And yet, physicians aren’t happy with the results. In fact, according to Becker’s Health IT and CIO Review:
“Recently, the EHR market has seen an infusion of providers seeking replacements for their current systems. Surveys suggest at least one-third of physicians are dissatisfied with their current EHR, and more than half would not recommend their current EHR to colleagues. Tied with financial issues, 37 percent of physicians reported the EHR as their number one challenge.”
IT teams, chartered with serving the needs of both patients and staff, have been working hard to deliver systems that support people in a highly charged, sometimes political environment. And the critical nature of their work just doesn’t stop. Again, from Becker’s:
“With meaningful use stage 3 delayed until 2017, and a chorus of voices calling for an extended moratorium on the policy, the need for EHR vendors to offer providers systems capable of efficient data use and exchange has never been more pressing.”
Enter interoperability standards.
The governing body of interoperability standards is a global non-profit called Integrating the Healthcare Enterprise (IHE). Founded in 1997 by HIMSS and RSNA, IHE facilitates the “collaboration of healthcare providers and industry leaders to work together to improve interoperability and exchange of health information.”
This collaboration involves more than 700 member organizations around the globe and thousands of volunteers working on 12 major areas of clinical and operational domains:
|Eye Care||IT Infrastructure||Laboratory|
|Patient Care Coordination||Patient Care Devices||Pharmacy|
|Quality, Research and Public Health||Radiation Oncology||Radiology|
Their work culminates in published Profiles, or frameworks, for health IT production environments. IHE USA States:
“Each IHE Profile describes a clinical requirement and solution for systems integration. It defines functional components, called IHE Actors, by specifying in careful detail the transactions each IHE Actor must perform, based on standards such as DICOM, HL7 and many others. This detailed information allows IT professionals to implement IHE profiles into health IT systems.”
Without such frameworks, interoperability and healthcare system integrations will remain expensive, complex and sure to delay the seamless electronic exchange of health information. And – even with meaningful use delays in place – the risk of decertification sits directly on the shoulders of IT.
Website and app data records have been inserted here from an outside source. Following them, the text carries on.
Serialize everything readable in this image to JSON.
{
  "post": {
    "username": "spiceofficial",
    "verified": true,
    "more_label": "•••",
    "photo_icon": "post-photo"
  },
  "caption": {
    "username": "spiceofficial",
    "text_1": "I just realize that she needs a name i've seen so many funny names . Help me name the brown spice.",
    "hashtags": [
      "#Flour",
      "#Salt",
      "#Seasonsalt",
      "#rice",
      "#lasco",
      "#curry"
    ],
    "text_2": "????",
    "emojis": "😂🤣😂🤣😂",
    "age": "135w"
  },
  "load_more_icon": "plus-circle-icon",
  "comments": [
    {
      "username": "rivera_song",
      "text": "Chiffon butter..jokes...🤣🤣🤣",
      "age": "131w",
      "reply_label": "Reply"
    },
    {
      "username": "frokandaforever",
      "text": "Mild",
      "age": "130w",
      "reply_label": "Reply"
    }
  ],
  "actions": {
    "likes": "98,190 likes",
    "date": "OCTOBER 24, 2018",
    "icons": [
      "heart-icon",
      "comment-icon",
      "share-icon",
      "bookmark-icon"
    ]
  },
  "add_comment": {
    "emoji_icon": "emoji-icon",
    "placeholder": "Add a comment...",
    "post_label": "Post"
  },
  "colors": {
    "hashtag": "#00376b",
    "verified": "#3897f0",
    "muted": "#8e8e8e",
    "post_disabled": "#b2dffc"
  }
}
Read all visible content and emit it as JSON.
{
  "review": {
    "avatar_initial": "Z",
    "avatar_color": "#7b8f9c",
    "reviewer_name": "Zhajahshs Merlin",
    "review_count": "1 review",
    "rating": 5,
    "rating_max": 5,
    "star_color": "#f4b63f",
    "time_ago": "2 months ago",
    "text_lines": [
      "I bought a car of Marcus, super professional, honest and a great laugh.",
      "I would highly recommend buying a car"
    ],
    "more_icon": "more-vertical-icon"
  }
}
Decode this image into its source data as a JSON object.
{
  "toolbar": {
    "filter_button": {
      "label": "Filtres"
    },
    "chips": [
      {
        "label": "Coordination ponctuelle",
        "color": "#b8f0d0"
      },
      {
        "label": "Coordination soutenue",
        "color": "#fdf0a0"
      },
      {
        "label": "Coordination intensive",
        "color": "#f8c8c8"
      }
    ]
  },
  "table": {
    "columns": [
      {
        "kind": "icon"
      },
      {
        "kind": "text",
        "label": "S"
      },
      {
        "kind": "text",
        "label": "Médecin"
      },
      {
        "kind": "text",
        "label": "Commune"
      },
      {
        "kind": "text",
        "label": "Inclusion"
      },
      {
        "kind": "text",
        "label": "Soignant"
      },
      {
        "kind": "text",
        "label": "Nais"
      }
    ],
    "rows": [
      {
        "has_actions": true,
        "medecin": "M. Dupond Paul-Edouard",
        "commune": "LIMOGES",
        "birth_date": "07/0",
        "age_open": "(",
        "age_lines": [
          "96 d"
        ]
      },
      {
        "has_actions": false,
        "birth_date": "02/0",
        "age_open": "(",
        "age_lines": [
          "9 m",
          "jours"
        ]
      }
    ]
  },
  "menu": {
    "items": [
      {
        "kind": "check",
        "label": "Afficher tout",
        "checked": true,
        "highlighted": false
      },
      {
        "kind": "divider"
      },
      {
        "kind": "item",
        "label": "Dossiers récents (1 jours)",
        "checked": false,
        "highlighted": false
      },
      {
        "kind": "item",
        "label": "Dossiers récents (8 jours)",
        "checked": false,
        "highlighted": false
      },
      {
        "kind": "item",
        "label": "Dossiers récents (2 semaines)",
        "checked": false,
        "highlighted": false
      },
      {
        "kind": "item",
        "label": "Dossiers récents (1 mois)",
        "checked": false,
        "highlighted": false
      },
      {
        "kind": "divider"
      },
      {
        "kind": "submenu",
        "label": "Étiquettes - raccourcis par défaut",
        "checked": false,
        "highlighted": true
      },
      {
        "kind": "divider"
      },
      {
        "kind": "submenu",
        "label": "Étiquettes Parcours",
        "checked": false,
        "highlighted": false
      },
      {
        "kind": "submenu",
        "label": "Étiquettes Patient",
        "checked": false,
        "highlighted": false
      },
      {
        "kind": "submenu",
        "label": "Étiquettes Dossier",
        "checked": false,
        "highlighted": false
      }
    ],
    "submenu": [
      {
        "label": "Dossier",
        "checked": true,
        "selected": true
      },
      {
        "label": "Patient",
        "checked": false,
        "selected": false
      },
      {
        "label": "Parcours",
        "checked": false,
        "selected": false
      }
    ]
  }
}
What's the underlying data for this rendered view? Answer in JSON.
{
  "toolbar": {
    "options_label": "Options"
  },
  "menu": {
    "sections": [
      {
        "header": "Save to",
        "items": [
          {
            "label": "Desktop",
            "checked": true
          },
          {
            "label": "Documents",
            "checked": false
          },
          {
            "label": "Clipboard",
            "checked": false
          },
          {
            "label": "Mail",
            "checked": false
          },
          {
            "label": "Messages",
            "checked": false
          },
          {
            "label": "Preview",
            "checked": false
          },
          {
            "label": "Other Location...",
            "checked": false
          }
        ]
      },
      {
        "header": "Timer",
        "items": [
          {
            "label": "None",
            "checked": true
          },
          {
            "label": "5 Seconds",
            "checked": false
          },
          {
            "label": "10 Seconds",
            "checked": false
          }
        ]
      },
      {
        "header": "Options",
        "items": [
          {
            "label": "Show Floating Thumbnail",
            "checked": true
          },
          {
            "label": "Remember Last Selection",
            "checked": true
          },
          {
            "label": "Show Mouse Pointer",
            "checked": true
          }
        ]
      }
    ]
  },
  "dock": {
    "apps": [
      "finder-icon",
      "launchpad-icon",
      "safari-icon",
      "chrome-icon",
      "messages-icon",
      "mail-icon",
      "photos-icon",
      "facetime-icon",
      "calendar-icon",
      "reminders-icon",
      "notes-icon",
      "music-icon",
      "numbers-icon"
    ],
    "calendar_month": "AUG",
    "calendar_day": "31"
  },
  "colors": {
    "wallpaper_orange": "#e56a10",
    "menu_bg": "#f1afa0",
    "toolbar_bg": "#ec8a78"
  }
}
IHE is driving vendors and healthcare providers to a shared, successful end game. Qvera is actively in support of IHE efforts.
For more information on IHE frameworks, and how Qvera is supporting them, connect with us.
1 The 2015 Continuing Resolution Omnibus (‘Cromnibus’) spending bill passed early this year introduced the potential of decertification for those EHRs that prevent the electronic exchange of health information – a practice Cromnibus refers to as ‘Data Blocking.’